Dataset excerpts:
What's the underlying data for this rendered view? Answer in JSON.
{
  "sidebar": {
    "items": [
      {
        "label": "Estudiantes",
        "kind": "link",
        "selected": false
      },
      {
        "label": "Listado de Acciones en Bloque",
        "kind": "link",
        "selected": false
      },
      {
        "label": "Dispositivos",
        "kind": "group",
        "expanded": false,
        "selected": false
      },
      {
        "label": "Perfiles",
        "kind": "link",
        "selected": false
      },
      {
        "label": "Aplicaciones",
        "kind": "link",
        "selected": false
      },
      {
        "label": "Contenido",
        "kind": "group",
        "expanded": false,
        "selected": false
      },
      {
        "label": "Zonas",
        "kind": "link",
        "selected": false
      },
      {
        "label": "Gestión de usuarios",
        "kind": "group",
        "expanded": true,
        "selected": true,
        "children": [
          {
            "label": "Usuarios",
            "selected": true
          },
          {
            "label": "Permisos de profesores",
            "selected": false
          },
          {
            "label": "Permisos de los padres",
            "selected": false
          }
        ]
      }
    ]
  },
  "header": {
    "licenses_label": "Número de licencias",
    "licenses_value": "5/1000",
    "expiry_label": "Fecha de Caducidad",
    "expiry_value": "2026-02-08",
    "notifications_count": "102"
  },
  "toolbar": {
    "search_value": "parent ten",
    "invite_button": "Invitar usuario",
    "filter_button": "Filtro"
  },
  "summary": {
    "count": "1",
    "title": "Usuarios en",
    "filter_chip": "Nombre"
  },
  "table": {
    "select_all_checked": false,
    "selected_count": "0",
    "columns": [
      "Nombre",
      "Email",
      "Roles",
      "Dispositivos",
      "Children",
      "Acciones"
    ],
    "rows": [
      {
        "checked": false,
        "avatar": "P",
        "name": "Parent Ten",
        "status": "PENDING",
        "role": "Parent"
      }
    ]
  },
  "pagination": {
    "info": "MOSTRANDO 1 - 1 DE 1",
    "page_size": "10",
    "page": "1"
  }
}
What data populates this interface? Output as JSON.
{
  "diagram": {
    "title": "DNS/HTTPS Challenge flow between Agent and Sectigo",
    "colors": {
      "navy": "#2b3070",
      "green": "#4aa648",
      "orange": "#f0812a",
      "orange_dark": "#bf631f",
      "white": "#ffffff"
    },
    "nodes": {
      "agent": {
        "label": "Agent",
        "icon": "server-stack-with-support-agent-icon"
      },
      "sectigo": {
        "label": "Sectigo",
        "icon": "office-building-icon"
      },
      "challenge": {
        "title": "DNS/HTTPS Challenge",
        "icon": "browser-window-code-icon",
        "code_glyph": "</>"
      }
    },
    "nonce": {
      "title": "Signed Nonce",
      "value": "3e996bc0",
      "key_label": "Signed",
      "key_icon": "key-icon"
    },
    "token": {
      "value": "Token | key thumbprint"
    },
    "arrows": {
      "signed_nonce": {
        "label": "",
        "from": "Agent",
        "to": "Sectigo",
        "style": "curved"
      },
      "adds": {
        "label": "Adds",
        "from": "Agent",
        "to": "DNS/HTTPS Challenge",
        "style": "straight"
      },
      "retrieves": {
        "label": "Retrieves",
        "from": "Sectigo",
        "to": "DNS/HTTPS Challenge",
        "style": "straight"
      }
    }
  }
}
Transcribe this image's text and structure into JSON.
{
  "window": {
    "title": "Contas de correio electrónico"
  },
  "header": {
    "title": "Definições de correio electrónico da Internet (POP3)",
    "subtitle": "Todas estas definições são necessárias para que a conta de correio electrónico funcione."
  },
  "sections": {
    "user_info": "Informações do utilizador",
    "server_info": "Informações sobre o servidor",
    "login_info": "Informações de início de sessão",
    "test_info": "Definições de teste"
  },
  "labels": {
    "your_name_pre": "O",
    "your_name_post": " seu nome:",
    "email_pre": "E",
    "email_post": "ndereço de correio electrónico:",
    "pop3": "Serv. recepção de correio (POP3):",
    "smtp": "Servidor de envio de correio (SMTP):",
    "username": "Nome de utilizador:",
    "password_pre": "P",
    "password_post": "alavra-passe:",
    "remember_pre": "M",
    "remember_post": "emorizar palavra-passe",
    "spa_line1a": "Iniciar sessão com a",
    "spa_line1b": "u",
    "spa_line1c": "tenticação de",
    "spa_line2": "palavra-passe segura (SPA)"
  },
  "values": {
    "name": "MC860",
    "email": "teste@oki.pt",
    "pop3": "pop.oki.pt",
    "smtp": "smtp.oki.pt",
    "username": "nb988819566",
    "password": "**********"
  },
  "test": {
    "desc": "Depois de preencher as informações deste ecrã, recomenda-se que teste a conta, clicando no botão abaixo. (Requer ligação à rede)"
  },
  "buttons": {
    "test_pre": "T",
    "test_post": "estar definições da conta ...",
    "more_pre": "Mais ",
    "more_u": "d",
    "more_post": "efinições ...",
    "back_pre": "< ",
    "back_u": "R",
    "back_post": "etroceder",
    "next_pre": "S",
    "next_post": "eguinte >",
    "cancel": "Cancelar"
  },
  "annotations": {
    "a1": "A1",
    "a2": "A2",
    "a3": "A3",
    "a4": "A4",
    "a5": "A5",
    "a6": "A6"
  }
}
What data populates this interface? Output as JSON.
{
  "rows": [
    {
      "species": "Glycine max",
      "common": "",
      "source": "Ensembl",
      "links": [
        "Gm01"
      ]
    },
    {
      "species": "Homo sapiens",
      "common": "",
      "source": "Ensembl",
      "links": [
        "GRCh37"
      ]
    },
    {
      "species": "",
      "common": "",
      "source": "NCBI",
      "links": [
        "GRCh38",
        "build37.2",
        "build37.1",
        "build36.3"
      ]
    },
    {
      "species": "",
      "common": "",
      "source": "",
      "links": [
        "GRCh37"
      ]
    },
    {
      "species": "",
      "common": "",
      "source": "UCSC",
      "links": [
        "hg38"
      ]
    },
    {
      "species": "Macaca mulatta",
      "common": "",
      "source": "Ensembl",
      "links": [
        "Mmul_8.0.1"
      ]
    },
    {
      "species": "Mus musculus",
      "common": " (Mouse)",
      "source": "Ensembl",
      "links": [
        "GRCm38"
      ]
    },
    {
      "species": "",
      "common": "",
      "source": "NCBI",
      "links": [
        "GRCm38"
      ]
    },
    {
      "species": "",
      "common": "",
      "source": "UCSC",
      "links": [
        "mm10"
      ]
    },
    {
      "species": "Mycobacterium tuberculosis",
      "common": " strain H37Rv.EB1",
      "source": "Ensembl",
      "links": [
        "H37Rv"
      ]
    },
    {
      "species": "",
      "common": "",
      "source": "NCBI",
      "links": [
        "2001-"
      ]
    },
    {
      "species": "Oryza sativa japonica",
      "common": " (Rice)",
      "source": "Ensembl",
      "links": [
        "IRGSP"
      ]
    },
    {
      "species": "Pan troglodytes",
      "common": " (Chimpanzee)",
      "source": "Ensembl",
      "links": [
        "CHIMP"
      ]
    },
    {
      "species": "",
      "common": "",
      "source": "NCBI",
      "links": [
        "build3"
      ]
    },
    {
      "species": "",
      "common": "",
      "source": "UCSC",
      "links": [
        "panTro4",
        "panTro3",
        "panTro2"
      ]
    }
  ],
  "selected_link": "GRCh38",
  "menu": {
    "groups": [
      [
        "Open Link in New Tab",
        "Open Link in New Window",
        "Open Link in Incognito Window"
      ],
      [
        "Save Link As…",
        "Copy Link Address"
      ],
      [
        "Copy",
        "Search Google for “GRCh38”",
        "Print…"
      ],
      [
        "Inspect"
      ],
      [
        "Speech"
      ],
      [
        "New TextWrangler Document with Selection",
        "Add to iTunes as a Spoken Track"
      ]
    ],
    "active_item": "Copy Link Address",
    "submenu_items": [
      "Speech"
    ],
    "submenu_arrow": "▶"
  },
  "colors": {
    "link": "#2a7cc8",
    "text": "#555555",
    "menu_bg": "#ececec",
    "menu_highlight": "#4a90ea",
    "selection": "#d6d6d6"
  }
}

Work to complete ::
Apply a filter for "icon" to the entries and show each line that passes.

Completed task ::
        "icon": "server-stack-with-support-agent-icon"
        "icon": "office-building-icon"
        "icon": "browser-window-code-icon",
      "key_icon": "key-icon"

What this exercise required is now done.